Content starts
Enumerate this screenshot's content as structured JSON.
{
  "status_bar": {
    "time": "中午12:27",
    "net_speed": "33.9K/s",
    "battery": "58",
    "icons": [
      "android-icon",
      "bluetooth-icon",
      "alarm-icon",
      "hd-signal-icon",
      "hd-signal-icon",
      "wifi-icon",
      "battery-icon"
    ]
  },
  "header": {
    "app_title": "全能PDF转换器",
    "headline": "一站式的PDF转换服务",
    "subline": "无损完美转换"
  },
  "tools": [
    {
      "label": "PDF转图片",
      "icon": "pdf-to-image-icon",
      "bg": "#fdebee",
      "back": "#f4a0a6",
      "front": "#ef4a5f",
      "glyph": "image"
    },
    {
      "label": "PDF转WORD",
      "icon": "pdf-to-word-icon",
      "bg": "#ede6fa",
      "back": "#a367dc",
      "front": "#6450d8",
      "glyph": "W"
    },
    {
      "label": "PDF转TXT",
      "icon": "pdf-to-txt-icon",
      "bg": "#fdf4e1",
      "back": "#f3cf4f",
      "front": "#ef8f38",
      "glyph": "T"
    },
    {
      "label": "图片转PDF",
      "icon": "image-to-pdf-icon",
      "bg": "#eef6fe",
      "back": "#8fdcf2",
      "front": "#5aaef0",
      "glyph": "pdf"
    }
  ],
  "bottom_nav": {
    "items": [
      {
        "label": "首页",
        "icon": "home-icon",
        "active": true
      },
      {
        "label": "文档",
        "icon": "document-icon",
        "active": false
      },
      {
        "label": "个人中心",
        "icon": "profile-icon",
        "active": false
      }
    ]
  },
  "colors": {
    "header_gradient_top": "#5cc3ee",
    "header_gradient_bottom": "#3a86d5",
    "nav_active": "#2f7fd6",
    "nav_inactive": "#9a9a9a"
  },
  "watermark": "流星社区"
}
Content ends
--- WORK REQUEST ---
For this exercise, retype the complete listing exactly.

--- ANSWER FOR THE TASK ---
Enumerate this screenshot's content as structured JSON.
{
  "status_bar": {
    "time": "中午12:27",
    "net_speed": "33.9K/s",
    "battery": "58",
    "icons": [
      "android-icon",
      "bluetooth-icon",
      "alarm-icon",
      "hd-signal-icon",
      "hd-signal-icon",
      "wifi-icon",
      "battery-icon"
    ]
  },
  "header": {
    "app_title": "全能PDF转换器",
    "headline": "一站式的PDF转换服务",
    "subline": "无损完美转换"
  },
  "tools": [
    {
      "label": "PDF转图片",
      "icon": "pdf-to-image-icon",
      "bg": "#fdebee",
      "back": "#f4a0a6",
      "front": "#ef4a5f",
      "glyph": "image"
    },
    {
      "label": "PDF转WORD",
      "icon": "pdf-to-word-icon",
      "bg": "#ede6fa",
      "back": "#a367dc",
      "front": "#6450d8",
      "glyph": "W"
    },
    {
      "label": "PDF转TXT",
      "icon": "pdf-to-txt-icon",
      "bg": "#fdf4e1",
      "back": "#f3cf4f",
      "front": "#ef8f38",
      "glyph": "T"
    },
    {
      "label": "图片转PDF",
      "icon": "image-to-pdf-icon",
      "bg": "#eef6fe",
      "back": "#8fdcf2",
      "front": "#5aaef0",
      "glyph": "pdf"
    }
  ],
  "bottom_nav": {
    "items": [
      {
        "label": "首页",
        "icon": "home-icon",
        "active": true
      },
      {
        "label": "文档",
        "icon": "document-icon",
        "active": false
      },
      {
        "label": "个人中心",
        "icon": "profile-icon",
        "active": false
      }
    ]
  },
  "colors": {
    "header_gradient_top": "#5cc3ee",
    "header_gradient_bottom": "#3a86d5",
    "nav_active": "#2f7fd6",
    "nav_inactive": "#9a9a9a"
  },
  "watermark": "流星社区"
}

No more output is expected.